April 21, 2020
EPA Rule Deals Blow to Use of Co-Benefits
The Obama Administration commonly used the co-benefits of regulations — incidental benefits not directly related to the central regulatory focus — to justify regulations. For example, a 2012 rule regulating mercury claimed $90 billion in benefits despite only $6 million coming from mercury reductions. Last week the Environmental Protection Agency (EPA) finalized a rule that changes the weight of co-benefits in cost-benefit calculations. This change has implications for other future rulemakings and could lead to additional deregulation in the future, writes AAF’s Director of Regulatory Policy Dan Bosch, although it will likely face legal challenge.

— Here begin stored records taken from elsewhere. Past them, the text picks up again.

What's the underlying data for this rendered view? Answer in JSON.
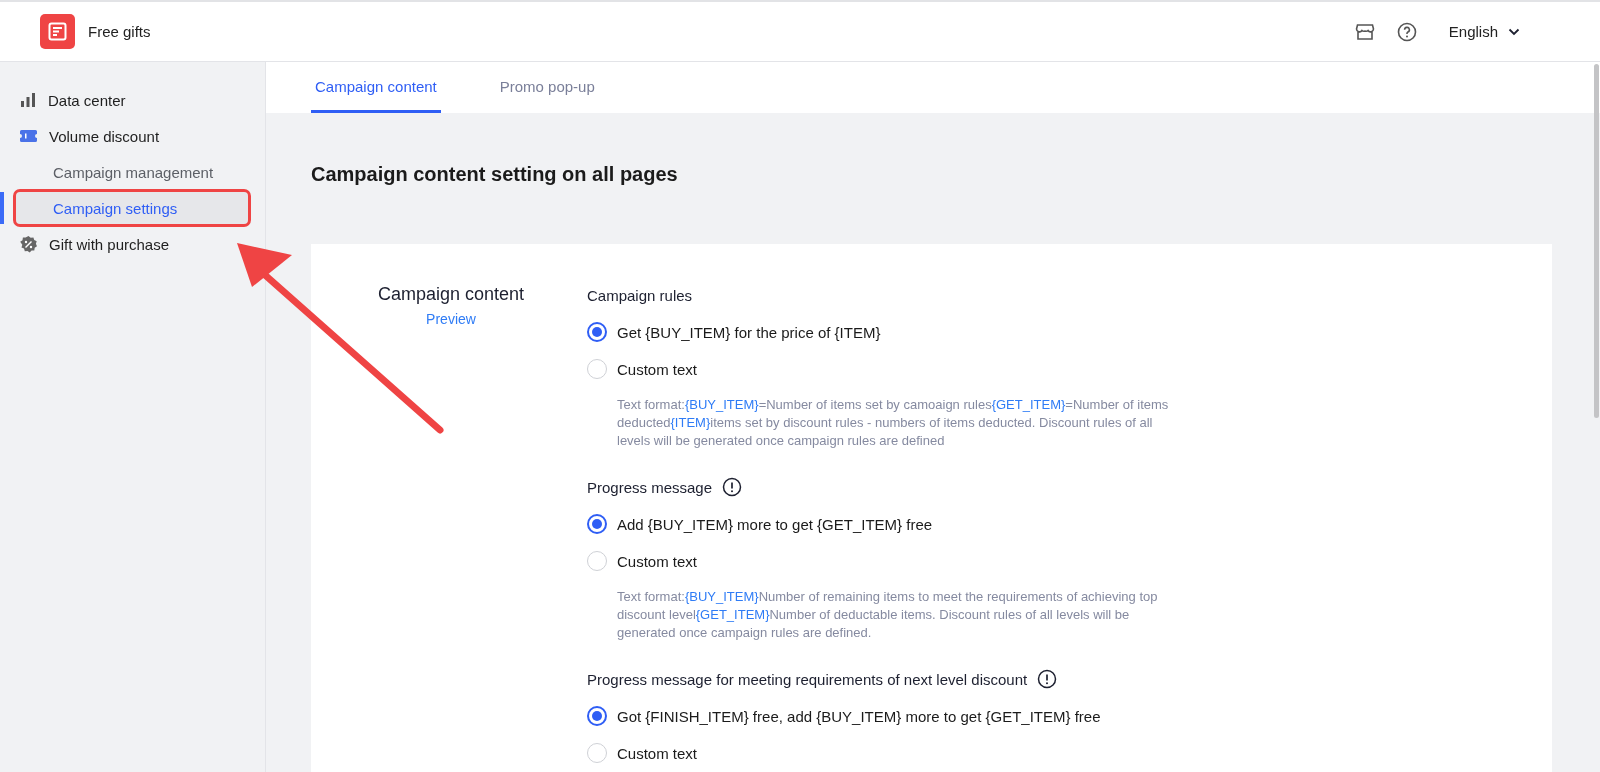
{
  "app": {
    "title": "Free gifts"
  },
  "header": {
    "language": "English"
  },
  "sidebar": {
    "items": [
      {
        "label": "Data center",
        "selected": false
      },
      {
        "label": "Volume discount",
        "selected": false,
        "children": [
          {
            "label": "Campaign management",
            "selected": false,
            "highlighted": false
          },
          {
            "label": "Campaign settings",
            "selected": true,
            "highlighted": true
          }
        ]
      },
      {
        "label": "Gift with purchase",
        "selected": false
      }
    ]
  },
  "tabs": [
    {
      "label": "Campaign content",
      "selected": true
    },
    {
      "label": "Promo pop-up",
      "selected": false
    }
  ],
  "page_title": "Campaign content setting on all pages",
  "card": {
    "label": "Campaign content",
    "link": "Preview",
    "sections": [
      {
        "title": "Campaign rules",
        "info": false,
        "options": [
          {
            "label": "Get {BUY_ITEM} for the price of {ITEM}",
            "selected": true
          },
          {
            "label": "Custom text",
            "selected": false
          }
        ],
        "hint": [
          {
            "kind": "plain",
            "text": "Text format:"
          },
          {
            "kind": "token",
            "text": "{BUY_ITEM}"
          },
          {
            "kind": "plain",
            "text": "=Number of items set by camoaign rules"
          },
          {
            "kind": "token",
            "text": "{GET_ITEM}"
          },
          {
            "kind": "plain",
            "text": "=Number of items deducted"
          },
          {
            "kind": "token",
            "text": "{ITEM}"
          },
          {
            "kind": "plain",
            "text": "items set by discount rules - numbers of items deducted. Discount rules of all levels will be generated once campaign rules are defined"
          }
        ]
      },
      {
        "title": "Progress message",
        "info": true,
        "options": [
          {
            "label": "Add {BUY_ITEM} more to get {GET_ITEM} free",
            "selected": true
          },
          {
            "label": "Custom text",
            "selected": false
          }
        ],
        "hint": [
          {
            "kind": "plain",
            "text": "Text format:"
          },
          {
            "kind": "token",
            "text": "{BUY_ITEM}"
          },
          {
            "kind": "plain",
            "text": "Number of remaining items to meet the requirements of achieving top discount level"
          },
          {
            "kind": "token",
            "text": "{GET_ITEM}"
          },
          {
            "kind": "plain",
            "text": "Number of deductable items. Discount rules of all levels will be generated once campaign rules are defined."
          }
        ]
      },
      {
        "title": "Progress message for meeting requirements of next level discount",
        "info": true,
        "options": [
          {
            "label": "Got {FINISH_ITEM} free, add {BUY_ITEM} more to get {GET_ITEM} free",
            "selected": true
          },
          {
            "label": "Custom text",
            "selected": false
          }
        ]
      }
    ]
  }
}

The most immediate implication of EPA’s finding is that EPA will likely now seek to establish its view of co-benefits in the regulatory code. EPA is expected soon to propose a rule on how it weighs costs and benefits for the purposes of the Clean Air Act (CAA). EPA published an advanced notice of proposed rulemaking in 2018, and the Office of Information and Regulatory Affairs is currently reviewing a proposal. Codifying how co-benefits factor into a cost-benefit analysis would require future CAA regulations to adhere to those rules. Future administrations could undo such codification, but such a change would require going through the time-consuming rulemaking process.